But it’s not easy. The list of deficits severely circumscribes his life and his relationships. There’s certainly no glamor in dealing with blood breath. He’s also limited in his ability to form relationships. He can’t eat, or go out drinking with classmates, nor can he have a girlfriend. And since he has an indefinite lifespan, anybody he manages to form a bond with will grow old and die, while he remains the same.

It’s a bleak prospect, and Chaim must find a reason to live and to fight off the anger that comes with his transformation.

He’s helped by Mordechai, an older vampire who mentors him, as well as a Jewish organization which acts to defend Jews from persecution throughout the world.

I got the feeling that Carrico has more to say in this world, as there are several questions raised, not least of which is discovering who selected Chaim to be turned and why.
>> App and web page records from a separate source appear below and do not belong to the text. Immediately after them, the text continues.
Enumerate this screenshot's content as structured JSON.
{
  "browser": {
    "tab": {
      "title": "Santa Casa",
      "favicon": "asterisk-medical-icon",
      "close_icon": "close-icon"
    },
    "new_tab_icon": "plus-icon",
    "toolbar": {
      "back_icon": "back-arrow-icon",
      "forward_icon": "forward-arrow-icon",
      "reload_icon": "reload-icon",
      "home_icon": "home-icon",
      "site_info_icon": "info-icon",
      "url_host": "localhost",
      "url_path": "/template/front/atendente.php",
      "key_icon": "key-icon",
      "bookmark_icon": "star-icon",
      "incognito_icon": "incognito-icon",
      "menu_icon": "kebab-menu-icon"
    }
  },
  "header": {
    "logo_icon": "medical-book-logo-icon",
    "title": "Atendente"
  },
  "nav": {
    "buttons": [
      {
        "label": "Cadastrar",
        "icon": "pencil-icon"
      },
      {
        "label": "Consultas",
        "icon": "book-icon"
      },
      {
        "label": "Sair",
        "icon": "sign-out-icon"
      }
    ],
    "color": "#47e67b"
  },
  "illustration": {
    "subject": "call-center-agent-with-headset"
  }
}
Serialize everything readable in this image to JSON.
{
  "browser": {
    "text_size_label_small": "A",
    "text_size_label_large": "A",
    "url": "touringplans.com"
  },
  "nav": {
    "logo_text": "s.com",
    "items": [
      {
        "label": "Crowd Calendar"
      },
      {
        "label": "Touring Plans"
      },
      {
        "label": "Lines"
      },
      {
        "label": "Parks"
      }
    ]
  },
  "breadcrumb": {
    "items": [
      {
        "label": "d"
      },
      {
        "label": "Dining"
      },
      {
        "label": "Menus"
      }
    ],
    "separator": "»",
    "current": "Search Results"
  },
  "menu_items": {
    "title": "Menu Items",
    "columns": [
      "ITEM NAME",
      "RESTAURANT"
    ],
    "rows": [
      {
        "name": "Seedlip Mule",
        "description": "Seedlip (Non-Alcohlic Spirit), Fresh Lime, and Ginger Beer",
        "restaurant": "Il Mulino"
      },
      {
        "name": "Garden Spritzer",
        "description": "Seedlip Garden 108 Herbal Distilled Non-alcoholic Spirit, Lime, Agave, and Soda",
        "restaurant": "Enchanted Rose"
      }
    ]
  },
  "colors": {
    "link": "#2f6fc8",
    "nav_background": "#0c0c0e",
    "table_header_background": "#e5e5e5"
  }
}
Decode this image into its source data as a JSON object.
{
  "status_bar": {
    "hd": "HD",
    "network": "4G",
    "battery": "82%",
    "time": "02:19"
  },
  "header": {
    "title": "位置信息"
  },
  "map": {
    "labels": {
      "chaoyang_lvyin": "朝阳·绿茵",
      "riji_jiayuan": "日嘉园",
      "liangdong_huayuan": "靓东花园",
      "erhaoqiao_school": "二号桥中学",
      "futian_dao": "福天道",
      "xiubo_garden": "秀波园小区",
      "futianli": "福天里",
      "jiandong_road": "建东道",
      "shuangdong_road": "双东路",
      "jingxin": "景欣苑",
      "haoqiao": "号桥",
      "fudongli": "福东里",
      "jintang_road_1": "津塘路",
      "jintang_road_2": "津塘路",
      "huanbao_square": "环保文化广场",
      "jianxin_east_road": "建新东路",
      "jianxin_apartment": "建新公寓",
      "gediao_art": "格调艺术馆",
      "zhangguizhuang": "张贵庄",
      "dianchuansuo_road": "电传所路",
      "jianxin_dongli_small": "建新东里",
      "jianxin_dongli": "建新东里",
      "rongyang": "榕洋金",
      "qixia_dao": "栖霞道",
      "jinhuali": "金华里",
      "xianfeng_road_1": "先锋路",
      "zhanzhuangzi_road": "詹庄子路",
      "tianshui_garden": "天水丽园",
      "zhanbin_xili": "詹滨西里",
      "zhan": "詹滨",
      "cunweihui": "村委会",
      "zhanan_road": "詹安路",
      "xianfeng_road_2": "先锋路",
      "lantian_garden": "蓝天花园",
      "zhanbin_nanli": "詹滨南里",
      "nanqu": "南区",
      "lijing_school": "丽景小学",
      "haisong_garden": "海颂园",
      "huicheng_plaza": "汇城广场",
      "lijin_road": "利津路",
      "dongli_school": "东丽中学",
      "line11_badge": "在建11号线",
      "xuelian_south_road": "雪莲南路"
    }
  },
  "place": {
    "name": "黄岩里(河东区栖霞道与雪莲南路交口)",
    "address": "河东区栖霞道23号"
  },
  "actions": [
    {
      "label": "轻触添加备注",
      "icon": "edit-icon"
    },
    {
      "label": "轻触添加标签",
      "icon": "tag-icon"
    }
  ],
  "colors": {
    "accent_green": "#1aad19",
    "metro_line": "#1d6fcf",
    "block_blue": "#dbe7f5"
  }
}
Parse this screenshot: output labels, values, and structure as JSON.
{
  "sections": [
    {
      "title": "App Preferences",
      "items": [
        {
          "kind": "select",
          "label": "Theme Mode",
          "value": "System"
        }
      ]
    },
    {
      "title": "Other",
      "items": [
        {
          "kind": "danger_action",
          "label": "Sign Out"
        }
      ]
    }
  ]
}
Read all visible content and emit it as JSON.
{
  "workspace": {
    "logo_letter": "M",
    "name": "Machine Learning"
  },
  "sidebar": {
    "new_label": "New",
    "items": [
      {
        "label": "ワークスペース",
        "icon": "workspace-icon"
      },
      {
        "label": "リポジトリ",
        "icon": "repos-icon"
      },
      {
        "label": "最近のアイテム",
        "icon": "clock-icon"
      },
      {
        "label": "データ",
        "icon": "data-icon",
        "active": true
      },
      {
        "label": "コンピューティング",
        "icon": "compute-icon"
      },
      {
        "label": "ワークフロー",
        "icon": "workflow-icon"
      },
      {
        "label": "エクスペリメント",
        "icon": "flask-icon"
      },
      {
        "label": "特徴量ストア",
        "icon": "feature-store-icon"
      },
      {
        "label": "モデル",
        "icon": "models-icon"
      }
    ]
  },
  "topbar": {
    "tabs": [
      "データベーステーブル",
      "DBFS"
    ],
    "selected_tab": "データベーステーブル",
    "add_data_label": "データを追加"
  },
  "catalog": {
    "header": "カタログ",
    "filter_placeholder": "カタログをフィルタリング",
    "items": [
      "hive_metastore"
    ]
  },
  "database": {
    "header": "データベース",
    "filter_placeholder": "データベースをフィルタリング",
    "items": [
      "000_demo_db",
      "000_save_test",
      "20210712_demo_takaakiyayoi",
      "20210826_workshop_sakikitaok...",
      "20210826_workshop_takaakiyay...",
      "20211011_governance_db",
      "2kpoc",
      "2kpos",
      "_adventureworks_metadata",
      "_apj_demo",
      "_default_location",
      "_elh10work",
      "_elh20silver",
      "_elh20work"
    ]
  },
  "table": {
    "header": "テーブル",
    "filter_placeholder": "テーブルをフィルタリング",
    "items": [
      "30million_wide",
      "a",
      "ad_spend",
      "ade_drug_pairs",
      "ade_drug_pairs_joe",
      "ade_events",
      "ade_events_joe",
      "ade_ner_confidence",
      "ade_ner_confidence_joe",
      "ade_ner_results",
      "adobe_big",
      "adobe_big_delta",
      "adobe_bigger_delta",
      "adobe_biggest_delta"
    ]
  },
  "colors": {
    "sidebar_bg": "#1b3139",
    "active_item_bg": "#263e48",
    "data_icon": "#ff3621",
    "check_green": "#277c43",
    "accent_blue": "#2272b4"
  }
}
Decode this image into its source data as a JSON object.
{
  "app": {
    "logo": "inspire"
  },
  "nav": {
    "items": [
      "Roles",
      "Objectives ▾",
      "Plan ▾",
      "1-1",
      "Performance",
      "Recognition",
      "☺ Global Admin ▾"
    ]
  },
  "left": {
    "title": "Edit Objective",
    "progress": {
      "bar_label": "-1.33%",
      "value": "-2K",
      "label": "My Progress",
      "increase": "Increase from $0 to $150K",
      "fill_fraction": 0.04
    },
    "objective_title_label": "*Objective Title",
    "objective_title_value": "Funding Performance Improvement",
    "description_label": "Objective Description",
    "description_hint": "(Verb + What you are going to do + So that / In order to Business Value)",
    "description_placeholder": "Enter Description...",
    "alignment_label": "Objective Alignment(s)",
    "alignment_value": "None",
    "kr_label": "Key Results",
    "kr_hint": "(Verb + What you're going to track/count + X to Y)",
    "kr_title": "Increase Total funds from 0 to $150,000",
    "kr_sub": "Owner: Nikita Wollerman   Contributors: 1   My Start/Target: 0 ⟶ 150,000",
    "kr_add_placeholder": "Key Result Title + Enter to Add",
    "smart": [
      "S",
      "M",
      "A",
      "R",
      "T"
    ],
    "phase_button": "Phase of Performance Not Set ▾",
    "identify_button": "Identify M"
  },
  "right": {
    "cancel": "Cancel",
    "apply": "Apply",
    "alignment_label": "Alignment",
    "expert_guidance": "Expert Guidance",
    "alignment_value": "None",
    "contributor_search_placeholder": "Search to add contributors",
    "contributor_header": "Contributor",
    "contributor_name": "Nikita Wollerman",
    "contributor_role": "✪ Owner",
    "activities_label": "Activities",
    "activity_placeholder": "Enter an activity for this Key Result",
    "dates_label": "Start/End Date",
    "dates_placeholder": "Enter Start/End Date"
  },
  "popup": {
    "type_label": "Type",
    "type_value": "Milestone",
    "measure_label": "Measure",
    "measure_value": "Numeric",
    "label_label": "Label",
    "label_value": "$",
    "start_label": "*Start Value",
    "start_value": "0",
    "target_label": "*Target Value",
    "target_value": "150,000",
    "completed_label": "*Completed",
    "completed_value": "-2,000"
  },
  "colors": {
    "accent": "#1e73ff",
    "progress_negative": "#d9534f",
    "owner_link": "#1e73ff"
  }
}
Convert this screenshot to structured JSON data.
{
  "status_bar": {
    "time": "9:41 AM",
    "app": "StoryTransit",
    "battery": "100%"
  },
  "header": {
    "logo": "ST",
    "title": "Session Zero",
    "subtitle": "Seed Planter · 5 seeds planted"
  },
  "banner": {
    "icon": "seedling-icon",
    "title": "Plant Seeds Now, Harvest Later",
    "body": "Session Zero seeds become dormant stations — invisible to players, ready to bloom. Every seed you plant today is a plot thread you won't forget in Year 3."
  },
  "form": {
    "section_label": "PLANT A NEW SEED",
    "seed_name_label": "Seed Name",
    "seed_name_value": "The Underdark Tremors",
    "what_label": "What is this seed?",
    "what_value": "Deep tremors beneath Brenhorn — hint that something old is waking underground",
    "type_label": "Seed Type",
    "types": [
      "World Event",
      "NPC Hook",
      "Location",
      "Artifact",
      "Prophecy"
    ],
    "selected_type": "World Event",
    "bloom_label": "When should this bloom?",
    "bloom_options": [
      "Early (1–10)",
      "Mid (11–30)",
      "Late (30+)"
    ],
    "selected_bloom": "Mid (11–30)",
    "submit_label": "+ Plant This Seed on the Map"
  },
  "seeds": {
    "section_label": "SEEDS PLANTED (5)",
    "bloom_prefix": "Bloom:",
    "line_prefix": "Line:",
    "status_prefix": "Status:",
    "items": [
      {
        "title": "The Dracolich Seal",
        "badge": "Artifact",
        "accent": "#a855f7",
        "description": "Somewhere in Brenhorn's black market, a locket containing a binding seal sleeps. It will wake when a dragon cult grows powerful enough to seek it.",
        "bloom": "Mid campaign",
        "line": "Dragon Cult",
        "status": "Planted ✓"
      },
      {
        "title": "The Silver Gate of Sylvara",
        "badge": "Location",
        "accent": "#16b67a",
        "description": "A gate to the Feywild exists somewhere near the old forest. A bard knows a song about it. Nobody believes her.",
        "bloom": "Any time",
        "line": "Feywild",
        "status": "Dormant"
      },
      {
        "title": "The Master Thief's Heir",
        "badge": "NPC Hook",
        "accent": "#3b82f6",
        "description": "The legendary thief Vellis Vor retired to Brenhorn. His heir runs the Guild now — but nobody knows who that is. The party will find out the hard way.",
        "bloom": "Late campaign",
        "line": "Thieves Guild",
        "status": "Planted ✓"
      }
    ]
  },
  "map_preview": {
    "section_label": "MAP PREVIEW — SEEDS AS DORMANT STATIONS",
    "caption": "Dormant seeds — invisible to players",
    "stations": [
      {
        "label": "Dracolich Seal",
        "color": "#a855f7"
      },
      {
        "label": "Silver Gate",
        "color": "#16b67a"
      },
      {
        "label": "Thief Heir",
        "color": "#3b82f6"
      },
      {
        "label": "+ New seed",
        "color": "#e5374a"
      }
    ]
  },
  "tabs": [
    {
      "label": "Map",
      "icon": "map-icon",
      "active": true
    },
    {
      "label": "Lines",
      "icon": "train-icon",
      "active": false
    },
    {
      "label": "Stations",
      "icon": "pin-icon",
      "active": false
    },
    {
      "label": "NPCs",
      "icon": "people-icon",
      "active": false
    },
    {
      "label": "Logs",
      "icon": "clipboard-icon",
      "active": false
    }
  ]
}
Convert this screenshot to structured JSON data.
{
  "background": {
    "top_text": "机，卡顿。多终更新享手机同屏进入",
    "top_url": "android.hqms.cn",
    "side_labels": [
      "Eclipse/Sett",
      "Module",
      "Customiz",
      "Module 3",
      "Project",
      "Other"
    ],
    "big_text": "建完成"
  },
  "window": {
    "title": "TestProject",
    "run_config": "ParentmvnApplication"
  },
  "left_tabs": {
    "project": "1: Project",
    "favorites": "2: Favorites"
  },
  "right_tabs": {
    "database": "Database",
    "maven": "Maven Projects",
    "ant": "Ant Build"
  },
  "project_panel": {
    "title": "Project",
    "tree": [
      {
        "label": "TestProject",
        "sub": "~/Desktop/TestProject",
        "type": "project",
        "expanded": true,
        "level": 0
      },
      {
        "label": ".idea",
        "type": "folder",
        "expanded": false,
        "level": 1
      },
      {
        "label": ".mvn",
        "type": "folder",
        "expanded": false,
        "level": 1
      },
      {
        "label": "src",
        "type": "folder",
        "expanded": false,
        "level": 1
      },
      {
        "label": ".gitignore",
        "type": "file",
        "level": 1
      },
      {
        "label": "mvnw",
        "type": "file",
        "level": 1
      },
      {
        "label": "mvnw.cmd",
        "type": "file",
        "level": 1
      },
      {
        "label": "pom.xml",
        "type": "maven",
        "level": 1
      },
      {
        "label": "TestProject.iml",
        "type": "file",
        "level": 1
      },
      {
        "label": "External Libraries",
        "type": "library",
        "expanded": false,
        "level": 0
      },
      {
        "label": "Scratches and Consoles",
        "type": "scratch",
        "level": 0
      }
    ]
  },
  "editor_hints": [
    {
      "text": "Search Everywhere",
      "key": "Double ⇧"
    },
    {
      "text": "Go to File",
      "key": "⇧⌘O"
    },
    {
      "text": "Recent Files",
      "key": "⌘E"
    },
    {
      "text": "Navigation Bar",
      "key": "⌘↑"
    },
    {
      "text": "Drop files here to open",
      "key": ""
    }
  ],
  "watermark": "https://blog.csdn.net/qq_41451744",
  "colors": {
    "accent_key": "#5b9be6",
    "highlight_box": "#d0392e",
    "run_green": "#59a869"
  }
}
Turning rarely happens accidentally; it takes effort.

I don’t know whether Carrico is Jewish or not, but he clearly did his homework as Judaeism permeates every facet of the book. Chaim is devout and observant, and this is well communicated to the reader, so much so that I found myself placing my own Christian faith into a new context. I gained a deeper appreciation for the Jewish faith and those men and women who walk in it. It makes me want to learn more about their faith and their culture.

That’s not what I expected from reading a vampire novel, but it was a welcome surprise!

New Feature

My 2 Cents

I’m not getting political.

On the other hand, I can write on the forces behind our political division and give my opinion on causes and potential solutions. This might still be too much for some folks, and that’s okay. My right to speak freely in no way obligates anybody else to listen.

unreeled movie film for nonlinear storytelling

Tangled in Time: Non-Linear Storytelling

As writers, we’re told that we must hook our audience as quickly as possible or we’ll lose them forever, and that’s not wrong. But how far should we go to hook the reader?